Fortunately, the answer is ‘Yes.’ In most cases you can use a boundary fence as a pool barrier. However, like most home modifications, there are strict guidelines to follow, and the rules are slightly different for each state and territory in Australia.
Here is everything you need to know to make your pool fencing safe and compliant with Australian Standards.
There are numerous regulations set out under the NSW Pool Safety Standards. The purpose of these guidelines is to ensure the safety of everyone around the pool area, particularly small children and pets. Having a secure and compliant pool barrier is key to preventing drownings all year round.
Different pool safety standards apply depending on when the pool was built and where it is located. Generally speaking though, any pool built after 1 August 1990 must be surrounded by a fence that separates the pool from the house. Some rare exceptions apply for pools built before 1 July 2010.
Here is a general overview of the key pool fence measurements for NSW, where a pool fence must:
There may be slight variations to these laws in your local area. Please refer to your local council (or Dunn & Farrugia) to collect the right information for your suburb.
There are other strict criteria that apply specifically to boundary fencing. Let’s take a closer look what they are.
For advice on whether you can use a boundary fence as a pool fence, contact Dunn & Farrugia today.
As previously stated in the list above, any boundary fence you use as a pool barrier must be at least 1.8m high.

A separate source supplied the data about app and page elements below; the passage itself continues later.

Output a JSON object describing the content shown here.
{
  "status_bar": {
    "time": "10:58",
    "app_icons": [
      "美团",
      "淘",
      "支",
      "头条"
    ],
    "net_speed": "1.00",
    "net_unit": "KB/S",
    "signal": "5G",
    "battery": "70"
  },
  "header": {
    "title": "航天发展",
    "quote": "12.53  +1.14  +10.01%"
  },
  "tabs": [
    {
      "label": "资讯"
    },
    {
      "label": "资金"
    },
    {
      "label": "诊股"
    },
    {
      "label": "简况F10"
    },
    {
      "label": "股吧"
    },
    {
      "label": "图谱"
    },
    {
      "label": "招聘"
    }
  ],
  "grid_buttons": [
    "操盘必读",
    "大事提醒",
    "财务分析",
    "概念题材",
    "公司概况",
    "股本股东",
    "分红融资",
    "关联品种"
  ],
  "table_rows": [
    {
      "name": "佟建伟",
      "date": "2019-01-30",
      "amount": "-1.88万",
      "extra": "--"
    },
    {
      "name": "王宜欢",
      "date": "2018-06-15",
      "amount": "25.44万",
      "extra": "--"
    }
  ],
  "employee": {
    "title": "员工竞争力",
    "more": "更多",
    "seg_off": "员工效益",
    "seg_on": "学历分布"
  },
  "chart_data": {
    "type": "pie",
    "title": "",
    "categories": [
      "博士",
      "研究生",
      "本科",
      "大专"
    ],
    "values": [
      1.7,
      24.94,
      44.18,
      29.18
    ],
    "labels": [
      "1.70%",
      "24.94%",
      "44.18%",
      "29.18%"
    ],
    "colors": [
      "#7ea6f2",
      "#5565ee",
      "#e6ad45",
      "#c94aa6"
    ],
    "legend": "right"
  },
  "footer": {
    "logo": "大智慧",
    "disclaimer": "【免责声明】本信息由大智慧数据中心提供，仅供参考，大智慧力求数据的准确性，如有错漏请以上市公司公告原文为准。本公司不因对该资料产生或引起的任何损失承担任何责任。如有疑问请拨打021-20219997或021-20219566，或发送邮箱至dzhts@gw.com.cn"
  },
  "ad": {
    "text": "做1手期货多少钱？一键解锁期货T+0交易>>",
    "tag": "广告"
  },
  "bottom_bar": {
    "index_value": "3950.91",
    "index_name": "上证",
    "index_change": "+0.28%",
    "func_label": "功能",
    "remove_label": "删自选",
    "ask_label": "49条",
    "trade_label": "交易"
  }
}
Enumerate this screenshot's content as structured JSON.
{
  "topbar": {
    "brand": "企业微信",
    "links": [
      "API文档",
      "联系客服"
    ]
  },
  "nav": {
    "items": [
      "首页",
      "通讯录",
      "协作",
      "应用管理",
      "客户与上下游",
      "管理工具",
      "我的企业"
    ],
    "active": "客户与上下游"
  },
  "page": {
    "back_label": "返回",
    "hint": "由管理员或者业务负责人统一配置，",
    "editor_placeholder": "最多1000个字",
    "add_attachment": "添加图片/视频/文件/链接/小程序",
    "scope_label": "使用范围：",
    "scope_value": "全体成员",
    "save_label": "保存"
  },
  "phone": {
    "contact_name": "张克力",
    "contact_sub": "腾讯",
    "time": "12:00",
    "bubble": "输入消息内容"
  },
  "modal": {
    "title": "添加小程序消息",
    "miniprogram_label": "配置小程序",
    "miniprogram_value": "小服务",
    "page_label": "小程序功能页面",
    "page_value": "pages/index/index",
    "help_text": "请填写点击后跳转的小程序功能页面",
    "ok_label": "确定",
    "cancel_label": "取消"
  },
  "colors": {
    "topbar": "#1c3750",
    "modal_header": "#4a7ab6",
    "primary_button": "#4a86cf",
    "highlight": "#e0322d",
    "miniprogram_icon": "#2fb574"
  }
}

The boundary fence in question must also fall outside the ‘non-climbable zone’ around the pool. In NSW, no climbable objects (i.e. trees, shrubs, pot plants, ladders) can be situated within the 90cm non-climbable zone.
Even if the boundary fence in question has no obvious horizontal slats, footholds or handholds, or anything else which may aid in gaining access to the pool, the boundary fence must still be outside the non-climbable zone.
If you plan to install a new boundary fence, or modify an existing boundary fence to use as a pool barrier, you may need to reach an agreement with your neighbour. Please refer to LawAccess NSW for more information or talk to Dunn & Farrugia for expert advice.
Want to discuss the pool fence regulations in your area? Contact Dunn & Farrugia today.
Our fully qualified and knowledgeable fencing contractors have years of experience in the design, supply, and installation of pool fencing for various residential and commercial applications. We can advise you on your legal obligations and help you choose the perfect fence for your pool area.
For advice on using a boundary fence as a pool fence, request a FREE quote.